RIYADH, Saudi Arabia (AP) — President Barack Obama is considering allowing shipments of new air defense systems to the Syrian opposition, a U.S. official said Friday, as Obama sought to reassure Saudi Arabia's king that the U.S. is not taking too soft a stance in Syria and other Mideast conflicts.
President Barack Obama meets with Saudi King Abdullah at Rawdat Khuraim, Saudi Arabia, Friday, March 28, 2014. Rawdat Khuraim is a green oasis located 62 miles northwest of the capital city of Riyadh and King Abdullah's private desert encampment is located within Rawdat Khuraim. (AP Photo/Pablo Martinez Monsivais)
A key U.S. ally, Saudi Arabia would be likely to cheer a decision by Obama to allow the portable missile launchers into Syria. Saudi officials were dismayed when Obama scrapped plans last year to launch a strike against Syrian President Bashar Assad, and they have been pressing the White House on the issue. The Saudis could play a direct role in sending the systems, known as "manpads," to the rebels fighting Assad's forces.
Manpads are compact missile launchers with the range and explosive power to attack low-flying planes and helicopters. U.S. officials have estimated the Syrian government has thousands.
Word of Obama's potential shift came as Obama was paying a visit to Saudi King Abdullah's desert oasis at the conclusion of a weeklong, four-country trip. The aging monarch has been nervously watching Washington's negotiations with Iran and other U.S. policy developments in the Middle East.
Obama's Marine One helicopter kicked up clouds of sand in his arrival at the king's desert camp outside the capital of Riyadh for a meeting with Abdullah. The president walked through a row of military guards to an ornate room featuring a massive crystal chandelier and took a seat next to the 89-year-old king, who was breathing with the help of an oxygen tank.
Secretary of State John Kerry sat at the president's side for the visit — Obama's third official meeting with the king in six years. They met for nearly two hours before Obama and his aides left the compound after dusk.
Despite its decades-long alliance with the United States, Saudi's royal family has become increasingly anxious in recent years over Obama's nuclear talks with Iran and his tepid involvement in the Syrian civil war. During Obama's evening meetings with the king, the president's task was to reassure Saudi Arabia that the U.S. is not abandoning Arab interests despite troop withdrawals from Iraq and Afghanistan, greater energy independence back home and nuclear talks with predominantly Persian Iran.
Allowing manpads to be delivered to Syrian rebels would mark a shift in strategy for the U.S., which until this point has limited its lethal assistance to small weapons and ammunition, as well as humanitarian aid.
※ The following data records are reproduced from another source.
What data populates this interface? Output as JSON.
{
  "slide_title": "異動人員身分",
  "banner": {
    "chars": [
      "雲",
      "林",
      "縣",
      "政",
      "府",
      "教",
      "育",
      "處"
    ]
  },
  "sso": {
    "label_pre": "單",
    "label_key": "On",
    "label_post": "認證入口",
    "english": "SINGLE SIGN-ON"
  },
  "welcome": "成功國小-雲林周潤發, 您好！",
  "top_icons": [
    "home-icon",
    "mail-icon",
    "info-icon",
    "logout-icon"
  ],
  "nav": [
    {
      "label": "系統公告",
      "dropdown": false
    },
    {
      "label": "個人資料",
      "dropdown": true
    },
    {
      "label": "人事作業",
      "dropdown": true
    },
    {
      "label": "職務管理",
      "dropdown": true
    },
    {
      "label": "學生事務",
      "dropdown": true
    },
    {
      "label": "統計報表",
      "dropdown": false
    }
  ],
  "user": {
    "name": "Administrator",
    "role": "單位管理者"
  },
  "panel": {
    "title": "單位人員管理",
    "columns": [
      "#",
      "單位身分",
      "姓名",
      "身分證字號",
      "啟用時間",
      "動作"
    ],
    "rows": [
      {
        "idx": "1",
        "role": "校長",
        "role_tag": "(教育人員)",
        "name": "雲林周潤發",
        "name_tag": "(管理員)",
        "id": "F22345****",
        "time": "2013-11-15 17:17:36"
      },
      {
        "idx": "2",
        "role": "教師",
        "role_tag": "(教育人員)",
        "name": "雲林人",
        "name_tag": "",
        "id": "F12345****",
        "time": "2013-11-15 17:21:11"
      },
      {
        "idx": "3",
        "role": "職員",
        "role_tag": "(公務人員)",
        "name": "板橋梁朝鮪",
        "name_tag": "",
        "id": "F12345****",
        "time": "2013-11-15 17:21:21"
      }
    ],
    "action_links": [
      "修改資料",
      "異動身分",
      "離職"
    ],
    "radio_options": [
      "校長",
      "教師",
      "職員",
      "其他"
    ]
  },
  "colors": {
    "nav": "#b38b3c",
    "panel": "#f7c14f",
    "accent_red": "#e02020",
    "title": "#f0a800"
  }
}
The U.S. has been grappling for ways to boost the rebels, who have lost ground in recent months, allowing Assad to regain a tighter grip on the war-weary nation.
As recently as February, the administration insisted Obama remained opposed to any shipments of manpads to the Syrian opposition. The U.S. has been concerned that the weaponry could fall into the wrong hands and possibly be used to shoot down a commercial airliner.
Among the reasons for Obama's shift in thinking is the greater understanding the U.S. now has about the composition of the Syrian rebels, said the U.S. official, who wasn't authorized to discuss the internal deliberations by name and commented only on condition of anonymity. Still, the official added, Obama continues to have concerns about escalating the firepower on the ground in Syria, a country that has been torn apart by more than three years of civil war.
The president was not expected to announce a final decision on the matter during his overnight trip to the Gulf kingdom. U.S. and Saudi intelligence officials have been discussing the possibility of injecting manpads into the crisis for some time, including during a meeting in Washington earlier this year.
As for Saudi Arabia, White House officials and Mideast experts say the royal family's main concern is Iran. The Saudis fear Iran's nuclear program, object to Iran's backing of the Assad government in Syria and see the government of Tehran as having designs on oilfields in Saudi Arabia and Bahrain.
Deputy National Security Adviser Ben Rhodes told reporters aboard Air Force One on the flight to Saudi Arabia that the issues at the heart of Obama's meetings with Abdullah would include Gulf security, Middle East peace, Iran and Egypt.
Rhodes said Obama was updating the king on the nuclear talks with Iran. He said Obama would also make the point that those negotiations do not mean U.S. concerns about other Iranian activities have lessened, including Iran's support for Assad and Hezbollah, as well as its destabilizing activity in Yemen and the Gulf.
"Those concerns remain constant and we're not in any way negotiating those issues in the nuclear talks," he said.
Rhodes said human rights, including women's rights, would be on the agenda for Obama's meetings. But he said the U.S. has a broad range of security interests with Saudi Arabia that would be most prominent.
Kuhnhenn reported from Rome. Associated Press writer Josh Lederman contributed from Washington